To afford an indigent defendant an adequate appeal from his conviction, the furnishing of a transcript, printed record and necessary briefs is required.
As bearing on the question discussed in this division, see Schmidt v. Uhlenhopp, Judge, 140 N.W.2d 118 filed February 8, 1966. (Iowa).
II. In Douglas v. People of State of California, 372 U.S. 353, 357, 83 S. Ct. 814, 815, 816, 9 L. Ed. 2d 811, although several questions were presented in the petition for certiorari, the court directed its attention to only one of them. Petitioners requested, and were denied, the assistance of counsel on appeal, even though it plainly appeared they were indigents.
*182 "In denying petitioners' requests, the California District Court of Appeal stated that it had `gone through' the record and had come to the conclusion that `no good whatever could be served by appointment of counsel.' * * The District Court of Appeal was acting in accordance with a California rule of criminal procedure which provides that state appellate courts, upon the request of an indigent for counsel, may make `an independent investigation of the record and determine whether it would be of advantage to the defendant or helpful to the appellate court to have counsel appointed. * * * After such investigation, appellate courts should appoint counsel if in their opinion it would be helpful to the defendant or the court, and should deny the appointment of counsel only if in their judgment such appointment would be of no value to either the defendant or the court.'"
In Griffin v. People of State of Illinois and Draper v. State of Washington, both supra, the right to a free transcript was in issue. In Douglas v. State of California, supra, "the issue is whether or not an indigent shall be denied the assistance of counsel on appeal. In either case the evil is the same: discrimination against the indigent. For there can be no equal justice where the kind of an appeal a man enjoys `depends on the amount of money he has.'"
We are dealing only with the first appeal granted as a matter of right from a criminal conviction. "* * * (W)here the merits of the one and only appeal an indigent has as of right are decided without benefit of counsel, we think an unconstitutional line has been drawn between rich and poor." Douglas v. People of State of California, 372 U.S., at 357, 83 S.Ct., at 816.
"So, under Gideon, (Gideon v. Wainwright, 372 U.S. 335, 83 S. Ct. 792, 9 L. Ed. 2d 799, 93 A.L.R.2d 733) states must now provide counsel for indigent defendants in criminal cases to the same extent as the United States, under like circumstances, must do so in Federal cases." McDonald v. Moore, C.A.5th (1965), 353 F.2d 106, 108.
It is true perfecting an appeal generally divests the trial court of jurisdiction of the matter.

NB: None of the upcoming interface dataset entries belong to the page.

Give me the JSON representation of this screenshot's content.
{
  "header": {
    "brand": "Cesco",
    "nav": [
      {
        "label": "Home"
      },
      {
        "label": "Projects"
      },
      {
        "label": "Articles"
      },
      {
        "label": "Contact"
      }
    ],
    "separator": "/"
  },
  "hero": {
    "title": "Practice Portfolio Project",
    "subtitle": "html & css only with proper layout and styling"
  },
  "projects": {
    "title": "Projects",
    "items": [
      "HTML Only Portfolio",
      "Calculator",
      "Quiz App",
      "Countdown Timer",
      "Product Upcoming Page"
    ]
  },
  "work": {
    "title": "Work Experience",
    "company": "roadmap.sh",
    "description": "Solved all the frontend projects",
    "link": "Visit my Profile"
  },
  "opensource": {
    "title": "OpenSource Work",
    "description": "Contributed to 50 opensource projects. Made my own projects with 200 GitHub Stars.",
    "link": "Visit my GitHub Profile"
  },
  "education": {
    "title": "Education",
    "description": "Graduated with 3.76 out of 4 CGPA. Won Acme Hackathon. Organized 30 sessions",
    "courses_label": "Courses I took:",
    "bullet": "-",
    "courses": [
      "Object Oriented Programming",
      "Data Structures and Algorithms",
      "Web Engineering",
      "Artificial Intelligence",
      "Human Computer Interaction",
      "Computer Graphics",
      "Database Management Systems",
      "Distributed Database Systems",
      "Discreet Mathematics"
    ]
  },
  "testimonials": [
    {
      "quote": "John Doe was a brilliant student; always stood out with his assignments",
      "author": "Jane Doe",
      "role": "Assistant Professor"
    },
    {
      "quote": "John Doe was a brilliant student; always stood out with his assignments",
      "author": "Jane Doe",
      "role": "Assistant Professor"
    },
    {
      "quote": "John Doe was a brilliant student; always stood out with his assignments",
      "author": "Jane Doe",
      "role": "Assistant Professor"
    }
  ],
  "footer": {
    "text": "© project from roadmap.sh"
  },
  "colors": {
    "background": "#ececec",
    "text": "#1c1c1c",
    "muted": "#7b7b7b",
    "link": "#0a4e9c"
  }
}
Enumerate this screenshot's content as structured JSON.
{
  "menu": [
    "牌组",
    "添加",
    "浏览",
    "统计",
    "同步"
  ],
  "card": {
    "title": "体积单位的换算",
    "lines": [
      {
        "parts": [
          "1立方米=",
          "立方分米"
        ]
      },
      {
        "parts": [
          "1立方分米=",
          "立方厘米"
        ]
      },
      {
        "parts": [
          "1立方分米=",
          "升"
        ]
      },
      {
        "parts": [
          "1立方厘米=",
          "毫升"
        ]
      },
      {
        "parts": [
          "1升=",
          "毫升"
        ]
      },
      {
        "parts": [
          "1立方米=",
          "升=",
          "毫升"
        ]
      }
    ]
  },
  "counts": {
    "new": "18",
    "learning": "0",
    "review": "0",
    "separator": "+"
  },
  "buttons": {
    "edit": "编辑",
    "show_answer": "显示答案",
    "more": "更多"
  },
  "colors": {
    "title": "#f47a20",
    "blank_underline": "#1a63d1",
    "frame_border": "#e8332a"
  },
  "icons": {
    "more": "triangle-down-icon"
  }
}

State v. Young, 255 Iowa 447, 122 N.W.2d 847, 848. However, we now hold that even though a defendant in a criminal case has been represented at the trial by an attorney of his own choosing at his own expense, the trial court should appoint counsel at county expense to assist him in his appeal of the case upon a proper showing that defendant is unable to employ counsel for that purpose. "Ability to employ counsel fairly implies ability to pay him reasonable compensation. * * * [A]n attorney should not be expected to defendant an accused gratuitously." Schmidt v. Uhlenhopp, Judge, supra. He is also entitled to a transcript of the evidence and cost of printing the record and necessary briefs as provided in section 775.5 as amended by chapter 449, Laws Sixty-first General Assembly. Such fees are payable in the same manner as fees for court-appointed trial counsel. State v. Griffin, Iowa, 135 N.W.2d 77, 80. We think a proper showing was made here.
So far as State v. Cater, 109 Iowa 69, 72, 80 N.W. 222, or any of our earlier cases, contain language inconsistent with the foregoing pronouncement, they are no longer controlling.
III. We hold the trial court's order was an abuse of discretion and illegal within the meaning of rules 306-319, Rules of Civil Procedure. The writ is, therefore, sustained, the order under review is annulled, and the cause is remanded to the district court for an order appointing counsel for petitioner, furnishing a transcript and printing costs of the record and necessary briefs.
Writ sustained, orders annulled, and cause remanded.
All Justices concur.